A Chassidic master. A saintly person who inspires followers to increase their spiritual awareness.
First Jew, and first of our three Patriarchs. Born into a pagan society in Mesepotamia in 1812 BCE, he discovered monethieism on his own. He was told by G-d to journey to the Land of Canaan where he and his wife Sarah would give birth to the Jewish People.
(Pl. Midrashim). Non-legal material of anecdotal or allegorical nature, designed either to clarify historical material, or to teach a moral point. The Midrashim were compiled by the sages who authored the Mishna and Talmud (200 BCE-500 CE).
Third of the three Patriarchs and father of the Twelve Tribes. Lived most his life in Canaan and died in Egypt in 1505 BCE. Also known by the name of "Israel."
Second of the three Jewish Patriarchs, son of Abraham and Sarah. Lived in Canaan (Israel); b. 1712 BCE, d. 1532 BCE.
Rogue son of Patriarch Isaac and Matriarch Rebecca. Elder twin of Patriarch Jacob.
Second of the Jewish Matriarchs. Wife of the Patriarch Isaac, and father of Jacob. b. 1675 BCE, d. 1553 BCE.
(fem. Tzidkanit; pl. Tzadikim). A saint, or righteous person.

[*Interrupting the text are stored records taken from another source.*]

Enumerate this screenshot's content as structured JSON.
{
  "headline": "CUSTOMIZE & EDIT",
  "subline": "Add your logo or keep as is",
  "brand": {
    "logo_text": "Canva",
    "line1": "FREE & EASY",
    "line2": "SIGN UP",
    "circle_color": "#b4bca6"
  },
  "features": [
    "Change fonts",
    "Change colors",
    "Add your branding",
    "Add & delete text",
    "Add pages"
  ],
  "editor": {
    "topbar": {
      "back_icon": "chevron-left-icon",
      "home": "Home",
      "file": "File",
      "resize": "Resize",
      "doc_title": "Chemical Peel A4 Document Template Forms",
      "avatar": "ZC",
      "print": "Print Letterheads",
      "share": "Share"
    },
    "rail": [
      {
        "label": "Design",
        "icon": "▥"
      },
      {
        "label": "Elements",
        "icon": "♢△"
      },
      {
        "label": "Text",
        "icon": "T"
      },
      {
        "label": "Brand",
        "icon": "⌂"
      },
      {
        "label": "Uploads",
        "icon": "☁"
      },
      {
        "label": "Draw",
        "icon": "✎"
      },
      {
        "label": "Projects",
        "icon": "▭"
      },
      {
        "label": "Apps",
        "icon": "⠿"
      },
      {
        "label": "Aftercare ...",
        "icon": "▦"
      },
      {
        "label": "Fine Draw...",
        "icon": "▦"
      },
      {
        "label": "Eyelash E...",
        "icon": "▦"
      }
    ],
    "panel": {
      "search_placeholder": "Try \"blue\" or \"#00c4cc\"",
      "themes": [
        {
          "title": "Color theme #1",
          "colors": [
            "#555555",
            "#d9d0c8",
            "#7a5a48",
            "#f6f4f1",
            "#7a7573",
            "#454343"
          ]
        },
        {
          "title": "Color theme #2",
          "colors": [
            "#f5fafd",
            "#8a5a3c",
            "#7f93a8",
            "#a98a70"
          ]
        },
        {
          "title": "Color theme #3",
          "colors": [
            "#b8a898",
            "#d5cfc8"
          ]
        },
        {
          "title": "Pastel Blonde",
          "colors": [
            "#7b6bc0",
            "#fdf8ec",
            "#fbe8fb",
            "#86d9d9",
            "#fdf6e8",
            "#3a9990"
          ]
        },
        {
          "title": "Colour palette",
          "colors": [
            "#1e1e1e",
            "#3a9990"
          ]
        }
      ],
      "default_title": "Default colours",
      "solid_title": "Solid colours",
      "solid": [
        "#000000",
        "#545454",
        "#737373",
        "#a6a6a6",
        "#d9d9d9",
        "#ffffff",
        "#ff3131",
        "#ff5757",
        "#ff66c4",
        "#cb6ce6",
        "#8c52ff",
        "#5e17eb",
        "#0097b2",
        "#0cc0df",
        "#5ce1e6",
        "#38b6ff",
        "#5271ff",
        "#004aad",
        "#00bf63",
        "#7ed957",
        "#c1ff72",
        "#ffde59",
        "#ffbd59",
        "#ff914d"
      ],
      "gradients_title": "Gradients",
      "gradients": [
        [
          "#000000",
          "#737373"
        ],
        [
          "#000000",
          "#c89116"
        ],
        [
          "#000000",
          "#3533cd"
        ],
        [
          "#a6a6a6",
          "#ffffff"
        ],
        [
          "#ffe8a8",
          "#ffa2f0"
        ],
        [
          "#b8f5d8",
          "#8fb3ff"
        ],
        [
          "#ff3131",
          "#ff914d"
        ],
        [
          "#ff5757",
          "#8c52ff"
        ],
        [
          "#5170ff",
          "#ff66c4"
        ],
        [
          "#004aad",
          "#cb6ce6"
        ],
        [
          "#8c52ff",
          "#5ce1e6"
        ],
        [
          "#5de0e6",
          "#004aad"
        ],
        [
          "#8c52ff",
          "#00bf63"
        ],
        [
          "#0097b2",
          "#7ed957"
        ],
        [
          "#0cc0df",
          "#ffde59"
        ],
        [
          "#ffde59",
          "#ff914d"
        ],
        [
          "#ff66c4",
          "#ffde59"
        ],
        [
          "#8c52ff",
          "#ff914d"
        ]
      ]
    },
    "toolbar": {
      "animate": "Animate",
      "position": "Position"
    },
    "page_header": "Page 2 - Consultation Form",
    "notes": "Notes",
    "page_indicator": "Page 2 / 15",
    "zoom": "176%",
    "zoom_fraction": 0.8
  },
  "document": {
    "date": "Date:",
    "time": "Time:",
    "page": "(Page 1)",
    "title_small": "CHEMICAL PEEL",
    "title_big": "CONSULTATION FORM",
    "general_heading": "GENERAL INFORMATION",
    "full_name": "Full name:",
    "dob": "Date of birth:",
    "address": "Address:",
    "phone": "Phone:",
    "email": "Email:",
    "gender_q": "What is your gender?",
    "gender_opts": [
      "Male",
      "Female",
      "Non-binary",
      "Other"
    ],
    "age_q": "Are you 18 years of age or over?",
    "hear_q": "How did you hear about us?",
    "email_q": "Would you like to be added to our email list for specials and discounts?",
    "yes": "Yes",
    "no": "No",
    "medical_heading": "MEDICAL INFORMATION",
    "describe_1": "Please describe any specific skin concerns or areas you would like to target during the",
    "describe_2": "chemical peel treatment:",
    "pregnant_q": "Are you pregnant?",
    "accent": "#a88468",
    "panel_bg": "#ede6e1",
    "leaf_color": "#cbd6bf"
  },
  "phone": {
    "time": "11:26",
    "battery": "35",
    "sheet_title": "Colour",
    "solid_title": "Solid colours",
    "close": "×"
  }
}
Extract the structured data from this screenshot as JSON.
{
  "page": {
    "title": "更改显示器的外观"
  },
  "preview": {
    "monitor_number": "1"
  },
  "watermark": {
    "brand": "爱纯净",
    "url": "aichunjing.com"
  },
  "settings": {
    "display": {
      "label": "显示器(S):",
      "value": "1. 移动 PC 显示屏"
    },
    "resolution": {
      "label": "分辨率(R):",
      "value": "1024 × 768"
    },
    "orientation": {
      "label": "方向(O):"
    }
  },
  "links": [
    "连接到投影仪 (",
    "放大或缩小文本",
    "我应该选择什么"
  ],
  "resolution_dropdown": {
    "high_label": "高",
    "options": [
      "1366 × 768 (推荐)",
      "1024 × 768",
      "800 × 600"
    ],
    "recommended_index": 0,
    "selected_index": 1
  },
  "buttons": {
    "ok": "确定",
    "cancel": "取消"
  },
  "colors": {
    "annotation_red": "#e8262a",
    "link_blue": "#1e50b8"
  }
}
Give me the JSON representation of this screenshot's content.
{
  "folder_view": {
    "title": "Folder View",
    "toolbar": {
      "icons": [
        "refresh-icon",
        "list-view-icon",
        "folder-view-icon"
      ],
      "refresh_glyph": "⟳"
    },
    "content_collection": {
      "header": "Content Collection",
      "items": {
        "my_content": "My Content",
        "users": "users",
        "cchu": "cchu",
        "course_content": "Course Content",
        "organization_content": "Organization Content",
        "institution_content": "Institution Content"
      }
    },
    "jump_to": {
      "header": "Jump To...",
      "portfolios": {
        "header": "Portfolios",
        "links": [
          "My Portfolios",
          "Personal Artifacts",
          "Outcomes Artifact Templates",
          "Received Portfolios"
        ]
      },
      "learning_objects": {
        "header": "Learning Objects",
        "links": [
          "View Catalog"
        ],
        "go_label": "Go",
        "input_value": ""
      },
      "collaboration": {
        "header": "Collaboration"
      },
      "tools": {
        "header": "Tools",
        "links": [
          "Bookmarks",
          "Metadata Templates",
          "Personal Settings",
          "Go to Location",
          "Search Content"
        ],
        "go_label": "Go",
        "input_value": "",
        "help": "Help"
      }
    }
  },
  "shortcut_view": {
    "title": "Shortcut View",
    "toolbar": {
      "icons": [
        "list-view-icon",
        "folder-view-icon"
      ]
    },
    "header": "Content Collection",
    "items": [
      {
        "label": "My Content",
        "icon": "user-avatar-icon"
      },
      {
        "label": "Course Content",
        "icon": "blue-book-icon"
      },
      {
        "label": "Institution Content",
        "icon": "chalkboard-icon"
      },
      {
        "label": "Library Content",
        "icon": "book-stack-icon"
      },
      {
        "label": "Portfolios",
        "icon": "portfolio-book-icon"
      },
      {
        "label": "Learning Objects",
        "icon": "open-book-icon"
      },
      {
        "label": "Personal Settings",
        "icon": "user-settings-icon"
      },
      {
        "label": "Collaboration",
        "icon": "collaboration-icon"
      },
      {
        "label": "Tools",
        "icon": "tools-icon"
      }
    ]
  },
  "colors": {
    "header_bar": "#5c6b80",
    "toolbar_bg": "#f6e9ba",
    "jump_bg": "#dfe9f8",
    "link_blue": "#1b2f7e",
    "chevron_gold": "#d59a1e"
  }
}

It is forbidden to erase or deface the name of G-d. It is therefore customary to insert a dash in middle of G-d's name, allowing us to erase or discard the paper it is written on if necessary.